Handed over the bike to a marshall and told her to put it on e-bay. I was sooo relieved to be off the bike, there were so many punctures along the way and the roads were wet, I was just glad to make it that far without incident. I knew then that I had it in the bag…I was safe and uninjured and all I had to do was run, one step at a time for 21km and I was done. The run was 5km out the Salthill prom [against the wind] then back to town and once more after that. It was completely flat but still torturous, I knew it would be…I just tried to break it down again…just get to the turning point…then back to town then just do it all once more and I’ll be home! My hip got really sore [something new!] from about half way and made me limp a bit. Again I talked to lots of people on the way around, congratulated everyone I passed, I thought we were all mighty Supporting me along the way was a friend from Wexford Tri [who I had roared at all the way round the Olympic course the day before], my cousin and Kevin. Each time I heard one of them shouting for me I would choke up and hyperventilate a bit and had to try really hard not to pass out. The pace felt really slow but everyone was slow, people just dragging themselves around, I saw a lot of pain in peoples paces. I knew if I just kept running even at that pace that I could make 2 hours and I did – 1h 57m. Finally I got to turn in for the finish. Couldn’t believe it was over, I was an emotional and physical wreck, massive sense of achievement and relief. Final finish time 6h 02mins [I was going to be happy with anything under 6h 30]. Went straight for my free pint which turned out to be non-alcoholic we made up for it later

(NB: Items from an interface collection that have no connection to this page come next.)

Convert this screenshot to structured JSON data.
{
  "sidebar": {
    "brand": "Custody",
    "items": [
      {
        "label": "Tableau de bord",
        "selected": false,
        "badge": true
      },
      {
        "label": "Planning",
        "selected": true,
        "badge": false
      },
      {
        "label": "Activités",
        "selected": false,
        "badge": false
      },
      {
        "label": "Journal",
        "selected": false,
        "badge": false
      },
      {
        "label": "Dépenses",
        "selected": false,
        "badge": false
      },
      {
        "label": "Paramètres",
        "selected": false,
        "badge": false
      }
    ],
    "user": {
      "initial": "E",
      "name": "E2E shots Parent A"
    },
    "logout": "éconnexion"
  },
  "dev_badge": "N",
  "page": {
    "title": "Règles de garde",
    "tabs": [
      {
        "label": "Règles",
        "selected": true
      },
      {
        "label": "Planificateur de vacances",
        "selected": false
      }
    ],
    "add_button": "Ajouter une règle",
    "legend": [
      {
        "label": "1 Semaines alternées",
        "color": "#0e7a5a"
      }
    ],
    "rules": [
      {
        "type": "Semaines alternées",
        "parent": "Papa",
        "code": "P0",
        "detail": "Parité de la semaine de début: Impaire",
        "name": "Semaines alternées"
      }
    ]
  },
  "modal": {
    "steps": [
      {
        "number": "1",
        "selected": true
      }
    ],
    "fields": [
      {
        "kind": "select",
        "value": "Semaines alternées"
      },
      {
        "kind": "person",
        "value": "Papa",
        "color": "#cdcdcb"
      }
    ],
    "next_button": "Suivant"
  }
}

What a weekend, I was genuinely inspired. There were all ages, all shapes and sizes along the way, a man with one leg, a man with one arm [different man!] and I saw a woman in her seventies on the the full IM course. There was a lot of hugging of strangers that weekend! I knew how lucky I was to be out there and I relished every minute. I know I’m preaching to the converted here, but the buzz just comes from getting outside the comfort zone…when you get there you just feel SO alive. I am writing this 4 days after the event and I still can’t stop smiling and thinking about the days events. We are now on the boat to France for a little break, yipee! After that it’s Yoga for me